#### Available data
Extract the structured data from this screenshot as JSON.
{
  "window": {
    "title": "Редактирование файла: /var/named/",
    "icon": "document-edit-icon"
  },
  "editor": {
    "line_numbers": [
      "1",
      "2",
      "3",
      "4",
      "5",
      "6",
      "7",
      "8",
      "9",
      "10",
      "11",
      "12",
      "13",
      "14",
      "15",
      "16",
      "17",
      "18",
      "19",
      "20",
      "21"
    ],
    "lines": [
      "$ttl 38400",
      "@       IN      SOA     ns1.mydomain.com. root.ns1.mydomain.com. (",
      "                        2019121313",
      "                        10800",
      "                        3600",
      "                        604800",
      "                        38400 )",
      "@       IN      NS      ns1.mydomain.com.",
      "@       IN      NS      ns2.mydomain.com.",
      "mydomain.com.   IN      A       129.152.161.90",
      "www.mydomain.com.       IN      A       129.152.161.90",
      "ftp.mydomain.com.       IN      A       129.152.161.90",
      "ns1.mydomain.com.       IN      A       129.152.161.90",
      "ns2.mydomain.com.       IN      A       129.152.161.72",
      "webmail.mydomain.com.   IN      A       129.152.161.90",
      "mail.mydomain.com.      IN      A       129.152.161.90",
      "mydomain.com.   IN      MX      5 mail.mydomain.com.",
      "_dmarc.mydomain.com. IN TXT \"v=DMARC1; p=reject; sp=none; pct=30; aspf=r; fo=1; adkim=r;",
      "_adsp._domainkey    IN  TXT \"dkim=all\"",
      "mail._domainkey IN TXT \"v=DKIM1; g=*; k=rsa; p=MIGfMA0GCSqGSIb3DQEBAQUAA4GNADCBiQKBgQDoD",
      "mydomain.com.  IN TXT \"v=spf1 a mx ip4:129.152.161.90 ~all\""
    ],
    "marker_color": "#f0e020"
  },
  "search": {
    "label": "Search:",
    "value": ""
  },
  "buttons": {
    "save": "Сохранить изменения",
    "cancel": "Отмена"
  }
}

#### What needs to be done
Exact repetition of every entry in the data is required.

#### Result of the task
Extract the structured data from this screenshot as JSON.
{
  "window": {
    "title": "Редактирование файла: /var/named/",
    "icon": "document-edit-icon"
  },
  "editor": {
    "line_numbers": [
      "1",
      "2",
      "3",
      "4",
      "5",
      "6",
      "7",
      "8",
      "9",
      "10",
      "11",
      "12",
      "13",
      "14",
      "15",
      "16",
      "17",
      "18",
      "19",
      "20",
      "21"
    ],
    "lines": [
      "$ttl 38400",
      "@       IN      SOA     ns1.mydomain.com. root.ns1.mydomain.com. (",
      "                        2019121313",
      "                        10800",
      "                        3600",
      "                        604800",
      "                        38400 )",
      "@       IN      NS      ns1.mydomain.com.",
      "@       IN      NS      ns2.mydomain.com.",
      "mydomain.com.   IN      A       129.152.161.90",
      "www.mydomain.com.       IN      A       129.152.161.90",
      "ftp.mydomain.com.       IN      A       129.152.161.90",
      "ns1.mydomain.com.       IN      A       129.152.161.90",
      "ns2.mydomain.com.       IN      A       129.152.161.72",
      "webmail.mydomain.com.   IN      A       129.152.161.90",
      "mail.mydomain.com.      IN      A       129.152.161.90",
      "mydomain.com.   IN      MX      5 mail.mydomain.com.",
      "_dmarc.mydomain.com. IN TXT \"v=DMARC1; p=reject; sp=none; pct=30; aspf=r; fo=1; adkim=r;",
      "_adsp._domainkey    IN  TXT \"dkim=all\"",
      "mail._domainkey IN TXT \"v=DKIM1; g=*; k=rsa; p=MIGfMA0GCSqGSIb3DQEBAQUAA4GNADCBiQKBgQDoD",
      "mydomain.com.  IN TXT \"v=spf1 a mx ip4:129.152.161.90 ~all\""
    ],
    "marker_color": "#f0e020"
  },
  "search": {
    "label": "Search:",
    "value": ""
  },
  "buttons": {
    "save": "Сохранить изменения",
    "cancel": "Отмена"
  }
}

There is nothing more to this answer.